*** Opening of ENTRIES SHOWN ***

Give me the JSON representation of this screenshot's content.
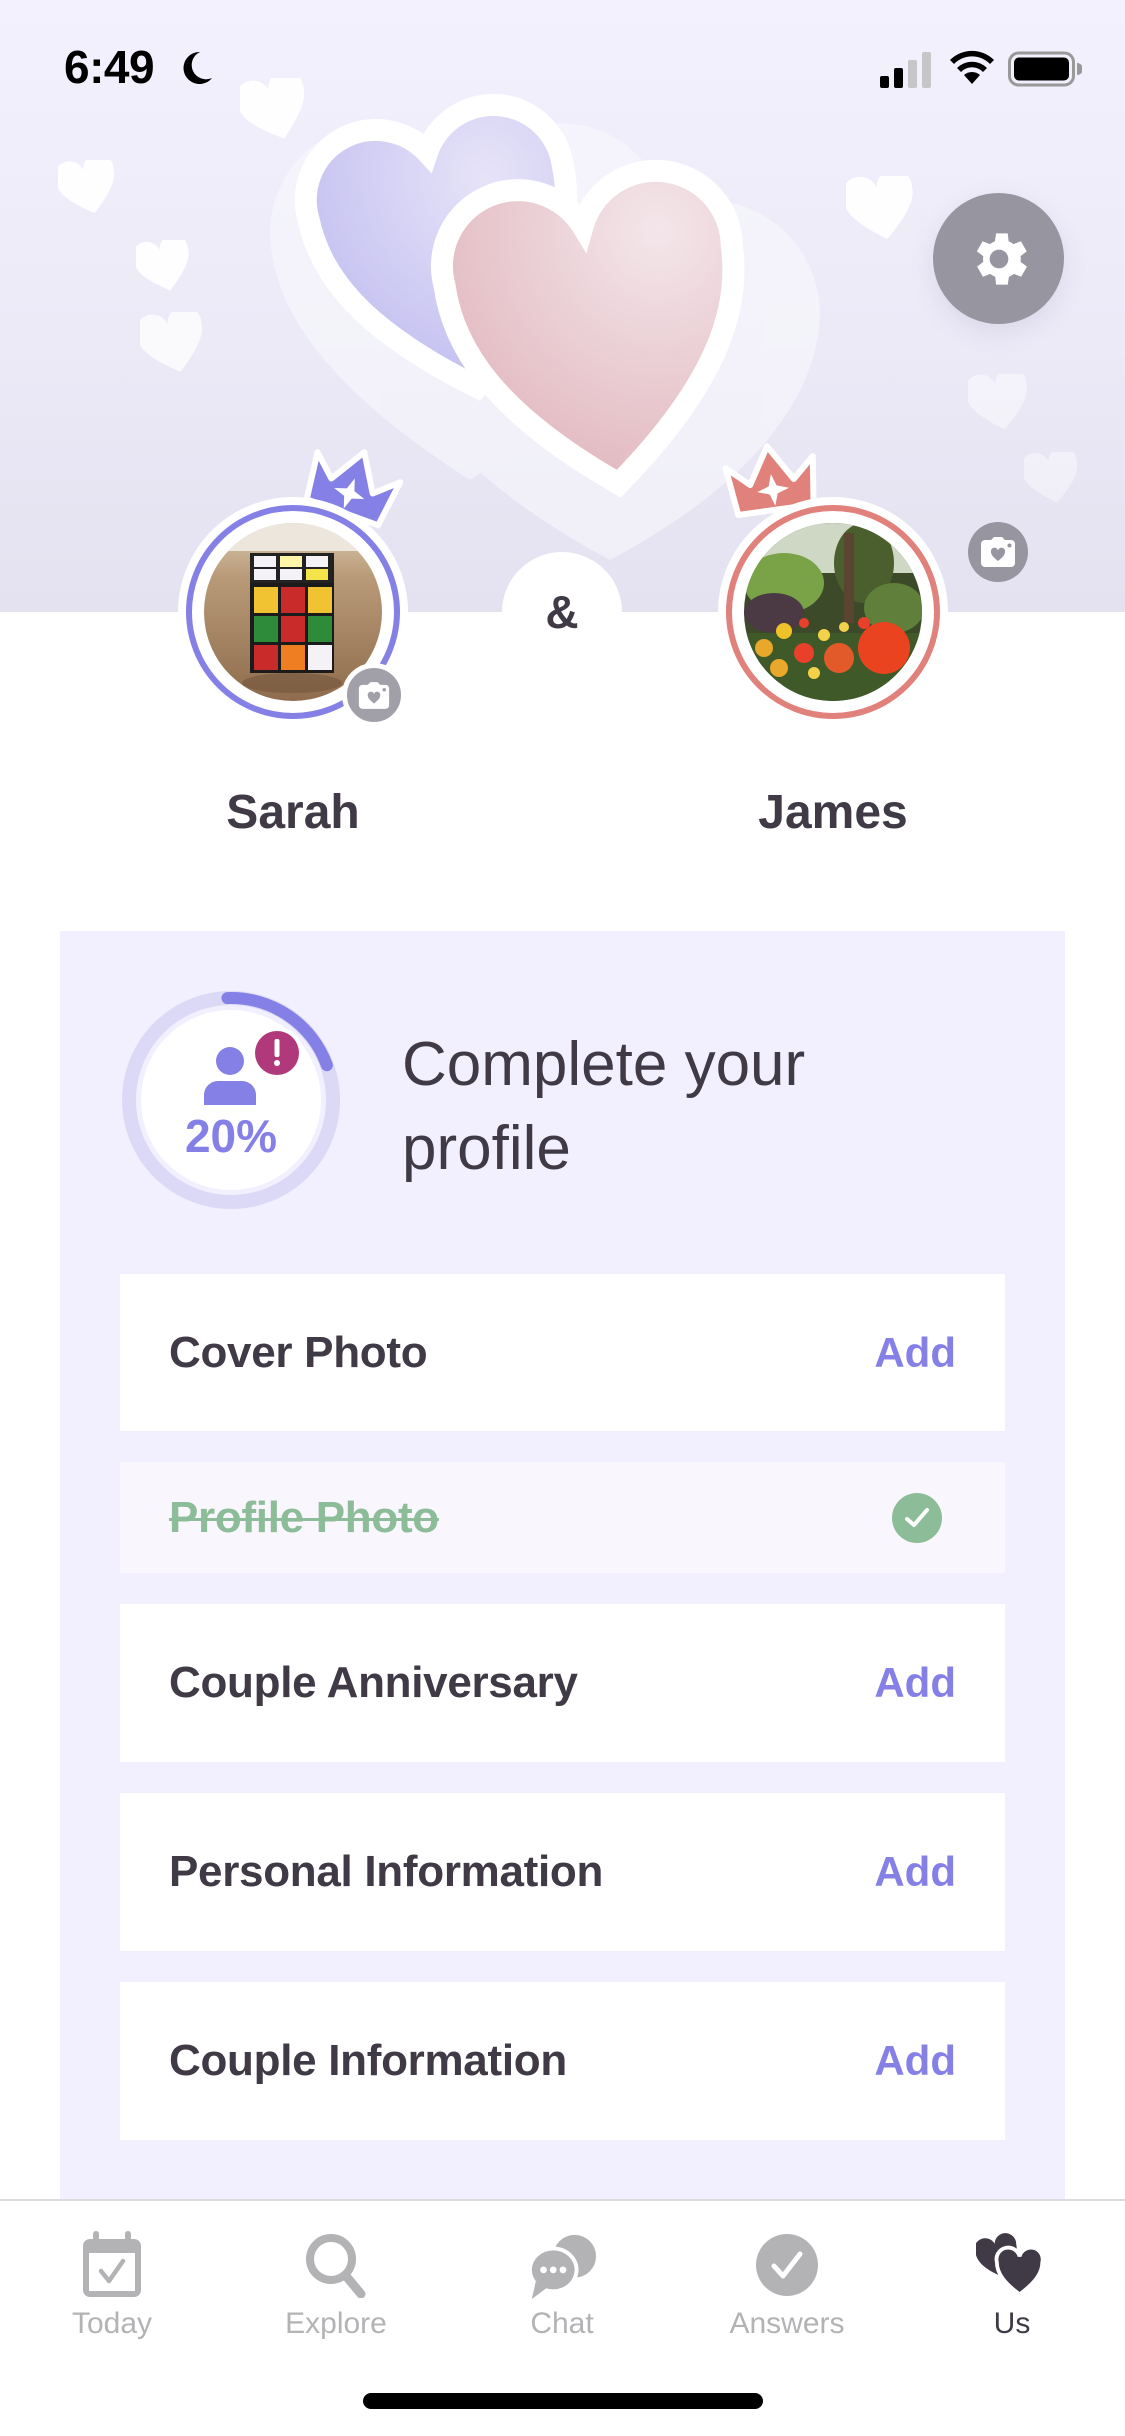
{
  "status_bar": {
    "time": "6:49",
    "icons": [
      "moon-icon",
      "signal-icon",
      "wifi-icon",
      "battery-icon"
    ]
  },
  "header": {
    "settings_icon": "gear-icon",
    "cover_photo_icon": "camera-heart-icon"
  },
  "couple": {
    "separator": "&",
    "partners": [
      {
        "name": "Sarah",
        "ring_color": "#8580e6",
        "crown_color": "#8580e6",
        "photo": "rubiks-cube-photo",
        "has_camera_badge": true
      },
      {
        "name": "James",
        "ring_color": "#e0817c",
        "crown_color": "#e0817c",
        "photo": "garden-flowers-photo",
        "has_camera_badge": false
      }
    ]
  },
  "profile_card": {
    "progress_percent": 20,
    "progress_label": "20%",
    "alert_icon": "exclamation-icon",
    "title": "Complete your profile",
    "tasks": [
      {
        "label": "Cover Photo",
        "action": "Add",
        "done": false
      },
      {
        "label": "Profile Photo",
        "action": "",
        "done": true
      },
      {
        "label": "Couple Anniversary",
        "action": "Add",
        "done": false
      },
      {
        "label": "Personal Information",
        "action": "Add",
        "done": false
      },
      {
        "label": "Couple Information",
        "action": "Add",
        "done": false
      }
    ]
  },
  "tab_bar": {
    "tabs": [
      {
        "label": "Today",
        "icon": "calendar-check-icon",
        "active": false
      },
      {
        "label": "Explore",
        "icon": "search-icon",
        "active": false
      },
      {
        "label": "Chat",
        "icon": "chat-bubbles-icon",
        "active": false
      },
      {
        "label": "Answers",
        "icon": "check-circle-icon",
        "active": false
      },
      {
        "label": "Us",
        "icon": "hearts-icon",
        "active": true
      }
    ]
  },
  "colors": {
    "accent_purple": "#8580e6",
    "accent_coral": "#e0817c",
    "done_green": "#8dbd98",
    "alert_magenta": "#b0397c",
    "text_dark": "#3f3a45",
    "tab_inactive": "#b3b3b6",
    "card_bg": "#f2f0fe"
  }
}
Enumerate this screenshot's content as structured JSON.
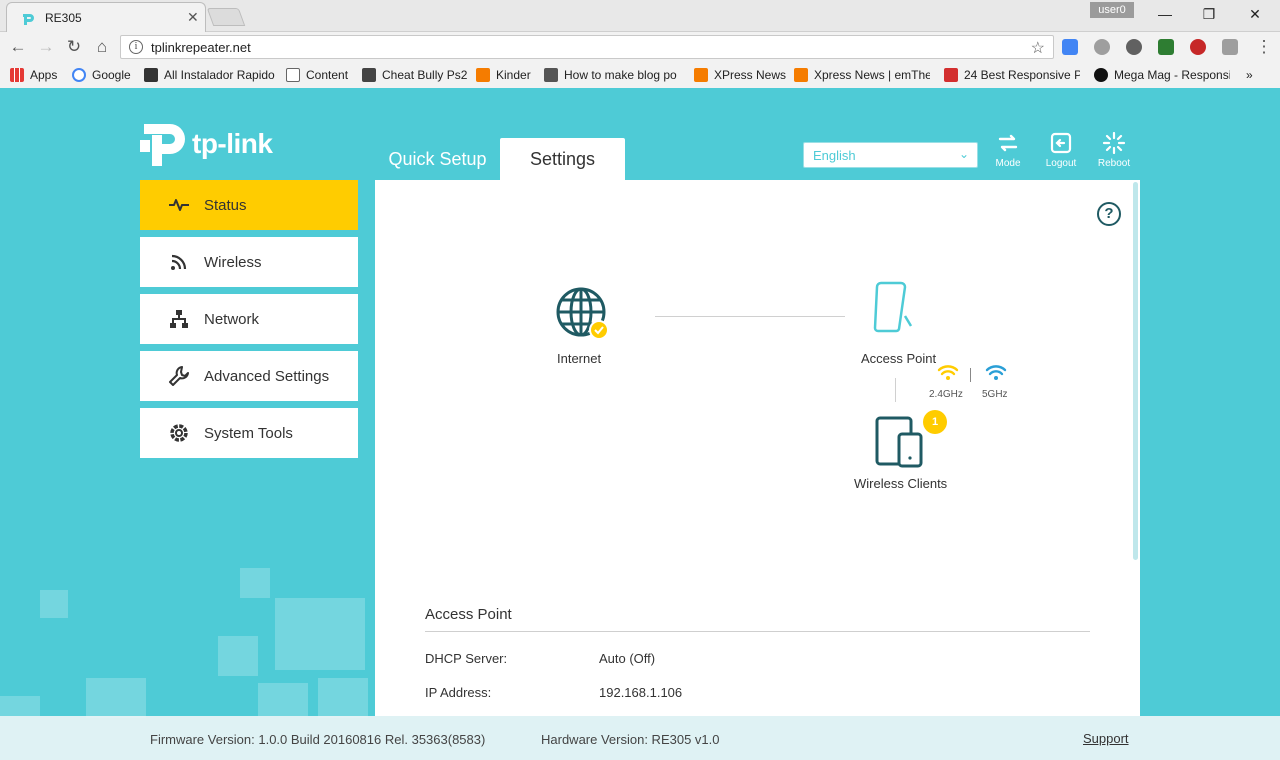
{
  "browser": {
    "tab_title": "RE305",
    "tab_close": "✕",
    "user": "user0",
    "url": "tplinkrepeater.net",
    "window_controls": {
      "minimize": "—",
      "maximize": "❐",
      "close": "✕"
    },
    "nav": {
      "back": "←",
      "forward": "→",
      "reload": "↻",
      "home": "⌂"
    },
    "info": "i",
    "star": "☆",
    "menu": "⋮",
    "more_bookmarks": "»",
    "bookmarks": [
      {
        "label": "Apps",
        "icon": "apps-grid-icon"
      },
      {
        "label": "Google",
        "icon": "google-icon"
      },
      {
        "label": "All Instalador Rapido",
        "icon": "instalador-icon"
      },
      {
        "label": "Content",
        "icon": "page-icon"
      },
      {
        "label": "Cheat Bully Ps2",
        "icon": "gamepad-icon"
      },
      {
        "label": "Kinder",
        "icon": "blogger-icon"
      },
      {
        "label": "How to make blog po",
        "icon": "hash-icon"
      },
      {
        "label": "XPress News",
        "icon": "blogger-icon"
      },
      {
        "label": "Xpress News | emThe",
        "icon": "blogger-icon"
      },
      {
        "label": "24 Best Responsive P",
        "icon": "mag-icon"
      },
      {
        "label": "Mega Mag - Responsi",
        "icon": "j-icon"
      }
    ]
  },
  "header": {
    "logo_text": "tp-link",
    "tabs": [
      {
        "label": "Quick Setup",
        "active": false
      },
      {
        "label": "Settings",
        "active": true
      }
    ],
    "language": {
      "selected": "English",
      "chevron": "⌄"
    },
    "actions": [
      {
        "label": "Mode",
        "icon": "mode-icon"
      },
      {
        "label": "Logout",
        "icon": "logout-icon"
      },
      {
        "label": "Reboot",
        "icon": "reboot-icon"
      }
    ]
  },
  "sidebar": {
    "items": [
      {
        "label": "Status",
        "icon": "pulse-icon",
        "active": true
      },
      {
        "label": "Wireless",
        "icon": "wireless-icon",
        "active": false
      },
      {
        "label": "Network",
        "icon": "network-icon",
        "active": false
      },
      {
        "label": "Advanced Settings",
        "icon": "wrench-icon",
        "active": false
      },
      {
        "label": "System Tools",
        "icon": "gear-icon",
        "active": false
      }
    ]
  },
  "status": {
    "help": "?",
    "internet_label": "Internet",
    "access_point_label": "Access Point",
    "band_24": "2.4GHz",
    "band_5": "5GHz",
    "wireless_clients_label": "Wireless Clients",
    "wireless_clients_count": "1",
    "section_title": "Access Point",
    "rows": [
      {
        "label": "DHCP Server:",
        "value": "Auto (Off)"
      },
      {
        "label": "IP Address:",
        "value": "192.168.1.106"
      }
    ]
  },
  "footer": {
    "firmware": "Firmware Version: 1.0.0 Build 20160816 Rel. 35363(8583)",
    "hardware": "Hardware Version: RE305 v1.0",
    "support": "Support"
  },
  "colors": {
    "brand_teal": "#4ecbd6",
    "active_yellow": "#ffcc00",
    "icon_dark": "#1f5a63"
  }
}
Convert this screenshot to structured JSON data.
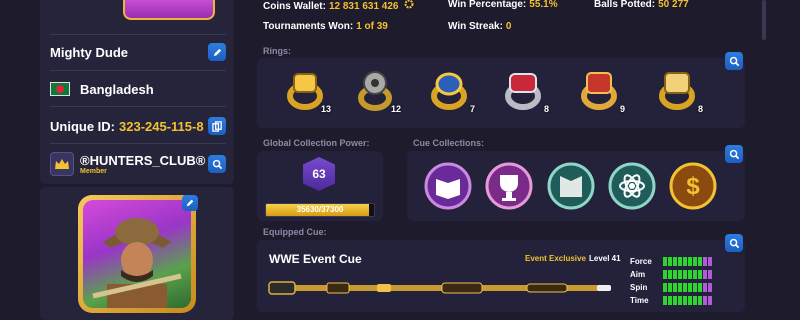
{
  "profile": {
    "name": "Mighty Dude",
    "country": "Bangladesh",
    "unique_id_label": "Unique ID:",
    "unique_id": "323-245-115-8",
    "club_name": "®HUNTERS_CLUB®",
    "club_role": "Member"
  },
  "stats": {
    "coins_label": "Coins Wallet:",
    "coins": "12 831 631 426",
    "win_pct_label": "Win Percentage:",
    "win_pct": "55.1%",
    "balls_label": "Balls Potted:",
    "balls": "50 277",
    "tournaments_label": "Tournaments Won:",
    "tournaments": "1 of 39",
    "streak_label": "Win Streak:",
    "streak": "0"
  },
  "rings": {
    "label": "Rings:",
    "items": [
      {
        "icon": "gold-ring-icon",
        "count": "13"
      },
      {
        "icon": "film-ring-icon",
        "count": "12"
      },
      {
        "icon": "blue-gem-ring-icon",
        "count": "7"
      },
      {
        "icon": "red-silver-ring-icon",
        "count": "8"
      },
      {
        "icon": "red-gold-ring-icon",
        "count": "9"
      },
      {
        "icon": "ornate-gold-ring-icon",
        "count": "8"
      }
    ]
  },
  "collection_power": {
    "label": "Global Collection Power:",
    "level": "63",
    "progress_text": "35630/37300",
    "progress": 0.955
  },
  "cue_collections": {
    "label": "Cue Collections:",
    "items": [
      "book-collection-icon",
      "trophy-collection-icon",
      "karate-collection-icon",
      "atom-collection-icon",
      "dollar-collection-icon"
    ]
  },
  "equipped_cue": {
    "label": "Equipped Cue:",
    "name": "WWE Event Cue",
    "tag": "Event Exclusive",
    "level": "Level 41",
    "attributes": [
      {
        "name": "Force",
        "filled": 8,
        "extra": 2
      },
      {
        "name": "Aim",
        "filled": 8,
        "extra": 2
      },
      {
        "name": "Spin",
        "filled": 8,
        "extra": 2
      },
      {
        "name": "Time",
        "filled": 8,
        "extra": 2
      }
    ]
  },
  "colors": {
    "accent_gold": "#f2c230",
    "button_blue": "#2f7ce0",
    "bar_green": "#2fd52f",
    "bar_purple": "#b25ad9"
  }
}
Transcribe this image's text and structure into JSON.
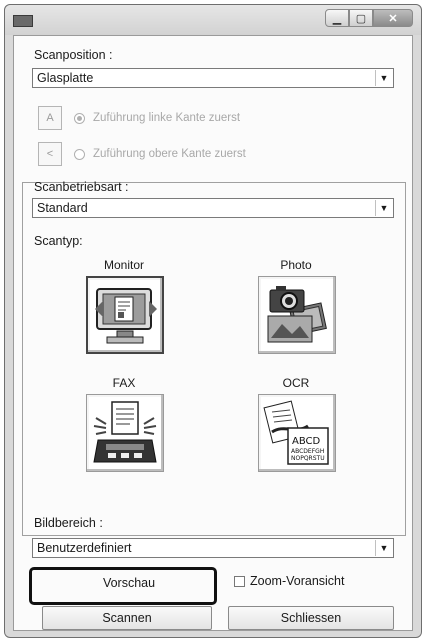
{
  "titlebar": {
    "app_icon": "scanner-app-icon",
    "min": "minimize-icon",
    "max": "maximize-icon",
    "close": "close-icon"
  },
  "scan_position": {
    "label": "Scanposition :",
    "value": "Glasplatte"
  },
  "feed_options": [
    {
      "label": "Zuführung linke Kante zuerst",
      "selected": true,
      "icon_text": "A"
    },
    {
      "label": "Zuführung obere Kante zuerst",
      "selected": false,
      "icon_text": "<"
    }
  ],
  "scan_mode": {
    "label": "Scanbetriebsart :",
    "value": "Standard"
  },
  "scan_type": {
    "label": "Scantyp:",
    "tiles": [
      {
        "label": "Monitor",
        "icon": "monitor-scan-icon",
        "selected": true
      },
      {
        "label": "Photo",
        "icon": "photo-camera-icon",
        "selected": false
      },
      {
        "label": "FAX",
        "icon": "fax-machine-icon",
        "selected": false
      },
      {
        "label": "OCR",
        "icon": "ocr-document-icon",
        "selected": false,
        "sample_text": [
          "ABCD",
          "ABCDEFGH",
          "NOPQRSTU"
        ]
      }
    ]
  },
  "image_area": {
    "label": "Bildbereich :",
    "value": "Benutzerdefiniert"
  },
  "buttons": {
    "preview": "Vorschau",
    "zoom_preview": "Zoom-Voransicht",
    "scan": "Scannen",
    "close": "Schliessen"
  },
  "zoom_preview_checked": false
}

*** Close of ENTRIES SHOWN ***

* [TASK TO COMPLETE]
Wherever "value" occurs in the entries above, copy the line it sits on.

* [OUTPUT BELOW]
        "value": "Auto (Off)"
        "value": "192.168.1.106"
    "value": "Glasplatte"
    "value": "Standard"
    "value": "Benutzerdefiniert"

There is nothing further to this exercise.